== DATA EXCERPTS ==

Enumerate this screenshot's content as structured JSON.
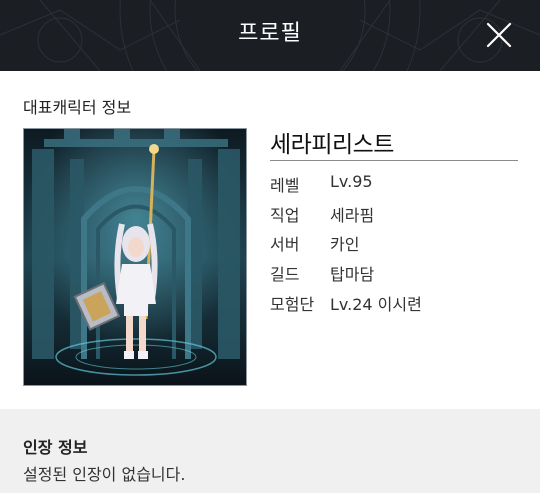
{
  "header": {
    "title": "프로필"
  },
  "main": {
    "section_label": "대표캐릭터 정보",
    "character": {
      "name": "세라피리스트",
      "fields": [
        {
          "label": "레벨",
          "value": "Lv.95"
        },
        {
          "label": "직업",
          "value": "세라핌"
        },
        {
          "label": "서버",
          "value": "카인"
        },
        {
          "label": "길드",
          "value": "탑마담"
        },
        {
          "label": "모험단",
          "value": "Lv.24 이시련"
        }
      ]
    }
  },
  "stamp": {
    "title": "인장 정보",
    "message": "설정된 인장이 없습니다."
  }
}
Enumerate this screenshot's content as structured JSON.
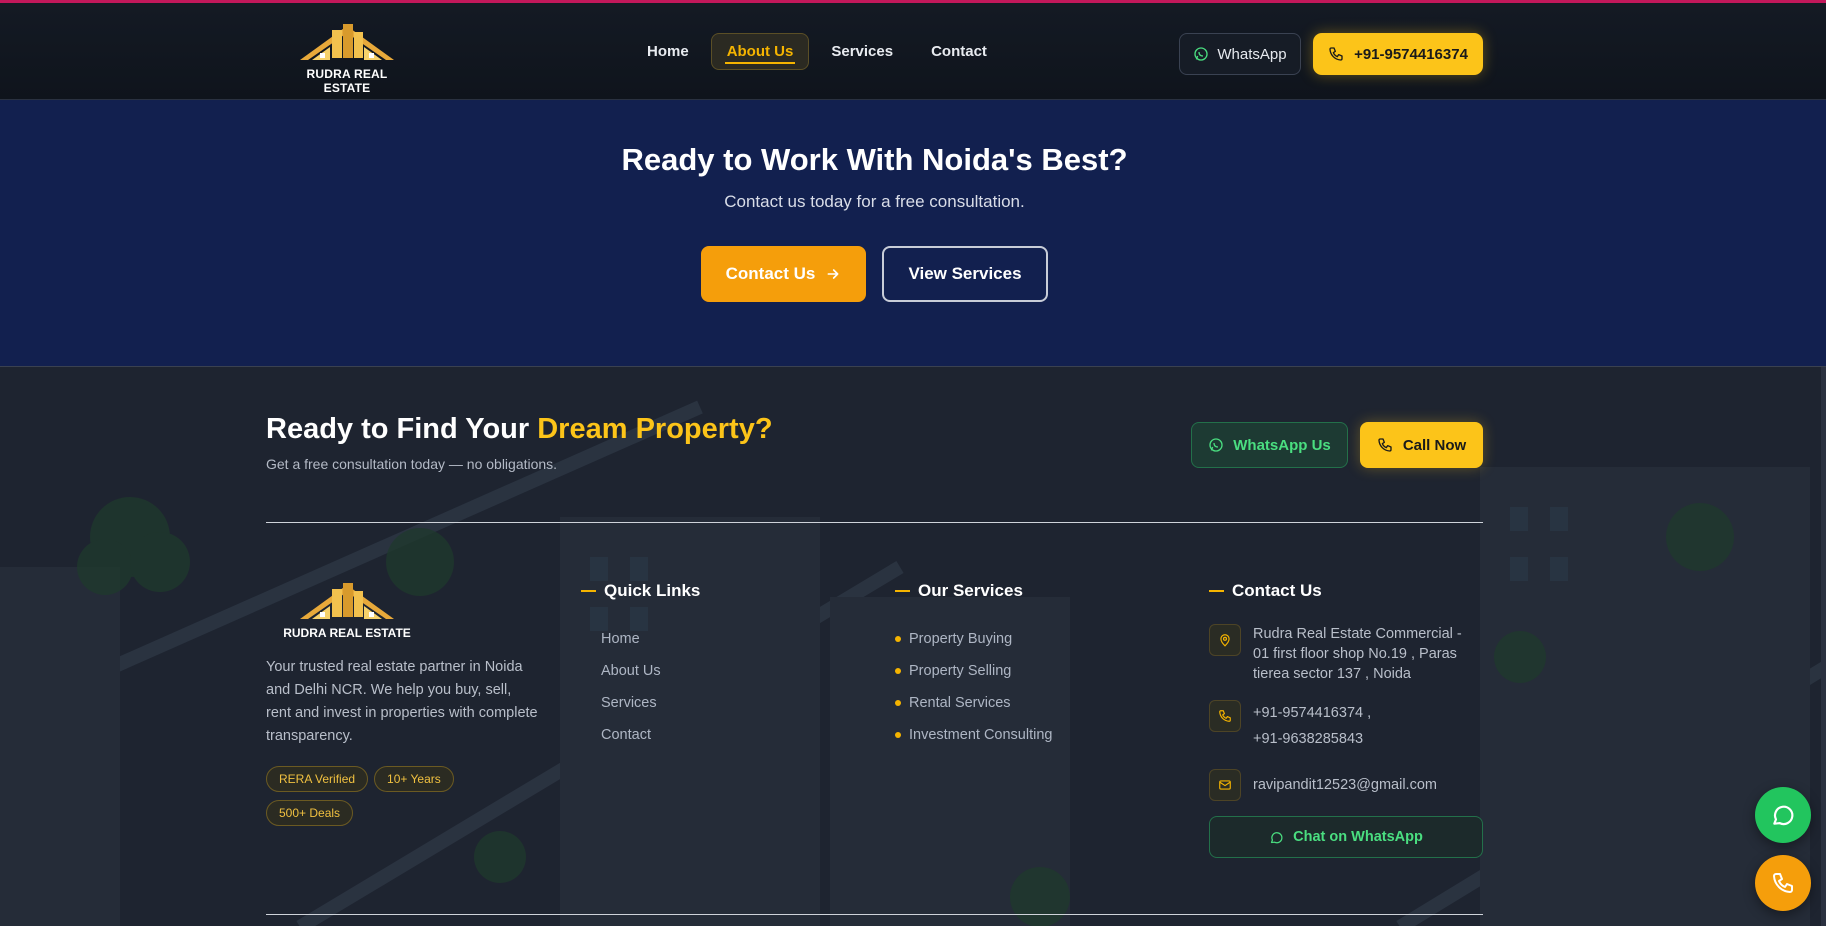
{
  "brand": {
    "name": "RUDRA REAL ESTATE",
    "accent": "#fcc419",
    "accent_orange": "#f59e0b",
    "whatsapp_green": "#22c55e"
  },
  "nav": {
    "items": [
      "Home",
      "About Us",
      "Services",
      "Contact"
    ],
    "active": "About Us"
  },
  "header": {
    "whatsapp_label": "WhatsApp",
    "phone_label": "+91-9574416374",
    "whatsapp_icon": "whatsapp-icon",
    "phone_icon": "phone-icon"
  },
  "cta": {
    "title": "Ready to Work With Noida's Best?",
    "subtitle": "Contact us today for a free consultation.",
    "contact_label": "Contact Us",
    "services_label": "View Services"
  },
  "footer": {
    "title_prefix": "Ready to Find Your ",
    "title_highlight": "Dream Property?",
    "subtitle": "Get a free consultation today — no obligations.",
    "whatsapp_label": "WhatsApp Us",
    "call_label": "Call Now",
    "about": "Your trusted real estate partner in Noida and Delhi NCR. We help you buy, sell, rent and invest in properties with complete transparency.",
    "badges": [
      "RERA Verified",
      "10+ Years",
      "500+ Deals"
    ],
    "quick_links": {
      "heading": "Quick Links",
      "items": [
        "Home",
        "About Us",
        "Services",
        "Contact"
      ]
    },
    "services": {
      "heading": "Our Services",
      "items": [
        "Property Buying",
        "Property Selling",
        "Rental Services",
        "Investment Consulting"
      ]
    },
    "contact": {
      "heading": "Contact Us",
      "address": "Rudra Real Estate Commercial - 01 first floor shop No.19 , Paras tierea sector 137 , Noida",
      "phone_1": "+91-9574416374 ,",
      "phone_2": "+91-9638285843",
      "email": "ravipandit12523@gmail.com",
      "chat_label": "Chat on WhatsApp"
    }
  }
}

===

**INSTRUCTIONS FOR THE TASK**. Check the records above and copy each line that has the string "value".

**TASK SOLUTION**.
          "value": "Lv.95"
          "value": "세라핌"
          "value": "카인"
          "value": "탑마담"
          "value": "Lv.24 이시련"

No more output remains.